First of all, I am on a roll with my professional reading so far this year. I have another completed book to review and I’m halfway through another already. While it may sound like conceit, I am really impressed with myself so far. I made it a point this year to do a better job of, not just reading, but maximizing my time and so far, so good.
Anyways, The World America Made made was a short look at the policies and decision throughout the history of America, with emphasis on the four most recent presidents, Bush, Clinton, Bush, and Obama. The World America Made also looks at more historical evidence but generally start at the end of World War II when America became a superpower. The book also dives into what America’s role should be in the future and what it must be if we want to maintain our role as a world leader. The author argues that America should be a leader and I found his take to be reasonable, well-thought out, and very rational. Kagan does not believe that America is headed for a massive decline as though we are the next great empire to fall; the Roman analogy is of course used. He describes a world in which America steps back from it’s long-held role and focuses only on America. Kagan believes that America must be a world leader, support its allies, and not fall back into policies isolationism.

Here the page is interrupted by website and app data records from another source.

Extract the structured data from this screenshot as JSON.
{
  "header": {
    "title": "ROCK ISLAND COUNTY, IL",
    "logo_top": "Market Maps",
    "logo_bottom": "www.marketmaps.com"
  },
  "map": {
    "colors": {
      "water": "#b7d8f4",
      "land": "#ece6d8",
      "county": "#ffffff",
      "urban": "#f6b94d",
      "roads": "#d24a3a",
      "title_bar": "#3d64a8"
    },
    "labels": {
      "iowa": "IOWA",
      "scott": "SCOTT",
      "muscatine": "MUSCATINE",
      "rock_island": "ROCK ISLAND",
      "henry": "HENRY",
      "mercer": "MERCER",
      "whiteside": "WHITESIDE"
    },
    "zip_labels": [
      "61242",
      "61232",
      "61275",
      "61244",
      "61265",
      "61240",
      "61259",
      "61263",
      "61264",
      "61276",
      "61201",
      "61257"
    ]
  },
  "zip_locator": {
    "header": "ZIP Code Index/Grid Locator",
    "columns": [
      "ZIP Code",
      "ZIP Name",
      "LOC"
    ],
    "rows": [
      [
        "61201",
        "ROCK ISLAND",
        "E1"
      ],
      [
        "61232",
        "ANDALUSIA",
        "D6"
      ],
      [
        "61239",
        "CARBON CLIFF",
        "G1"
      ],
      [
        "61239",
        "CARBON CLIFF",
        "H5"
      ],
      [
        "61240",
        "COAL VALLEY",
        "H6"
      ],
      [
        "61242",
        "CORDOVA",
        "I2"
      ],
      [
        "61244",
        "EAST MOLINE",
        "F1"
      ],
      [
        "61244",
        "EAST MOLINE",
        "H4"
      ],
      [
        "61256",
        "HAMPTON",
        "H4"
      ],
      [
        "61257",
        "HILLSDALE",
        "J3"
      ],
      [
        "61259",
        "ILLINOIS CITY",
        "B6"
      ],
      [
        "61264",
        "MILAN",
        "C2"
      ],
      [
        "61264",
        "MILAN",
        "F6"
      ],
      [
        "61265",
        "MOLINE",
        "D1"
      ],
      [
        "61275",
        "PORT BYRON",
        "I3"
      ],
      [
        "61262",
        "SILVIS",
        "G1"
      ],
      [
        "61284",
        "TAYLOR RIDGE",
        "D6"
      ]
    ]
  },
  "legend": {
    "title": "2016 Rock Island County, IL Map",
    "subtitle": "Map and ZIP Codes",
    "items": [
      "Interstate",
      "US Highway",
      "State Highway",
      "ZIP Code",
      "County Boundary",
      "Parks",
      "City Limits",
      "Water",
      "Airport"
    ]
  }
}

There were also things I did not like in The World America Made. The conclusions were a little too subjective and relied too heavily upon an emotional reaction. I looked Kagan and his book up after reading and found that was a common criticism of The World America Made. A lot of the criticism about the book seemed based more upon the author than his writing. Naturally, I did some reading to find out why. Kagan has been an advisor to Sen. John McCain and served on a foreign policy panel for Secretaries of State Hillary Clinton and John Kerry. In fact, this book is said to have influenced President Obama’s 2012 State of the Union Address. The fact the both parties values his opinions spoke highly of him.
The first sentence about Kagan on his wikipedia page states that he is a neoconservative. Now, in all fairness, I only loosely understood the title as I started his bio but I remember that back in college I was debating(or arguing I don’t remember) with someone who got mad and called me a “neocon.” I wasn’t sure what it was but there was definitely a pejorative bite to it so I’ve always assumed it was a bad thing to be. So, I now know that a neoconservative is, basically, a left-leaning person who supports a more interventionist foreign policy. The movement grew from Democrats on the 60s and 70s who did not support their party’s foreign policy stance. Many of the policy makers during the President George W. Bush administration could be considered neocons. Some refer to neocons a Reagan Liberals. Neocons could also be called “liberal hawks” which more recently represented Democrats who supported the invasion of Iraq in 2003. Knowing this now, I think that probably did describe me in college. As for the negative connotation of the term, there is a whole section on the pejorative usage of the term neocon on the wikipedia article. I recommend checking it out, it’s a good article and it’s never good to wait 15 years to find out if someone called you a mean name. The book is worth a read too. I think it represents a good starting point for understanding the purpose of foreign policy.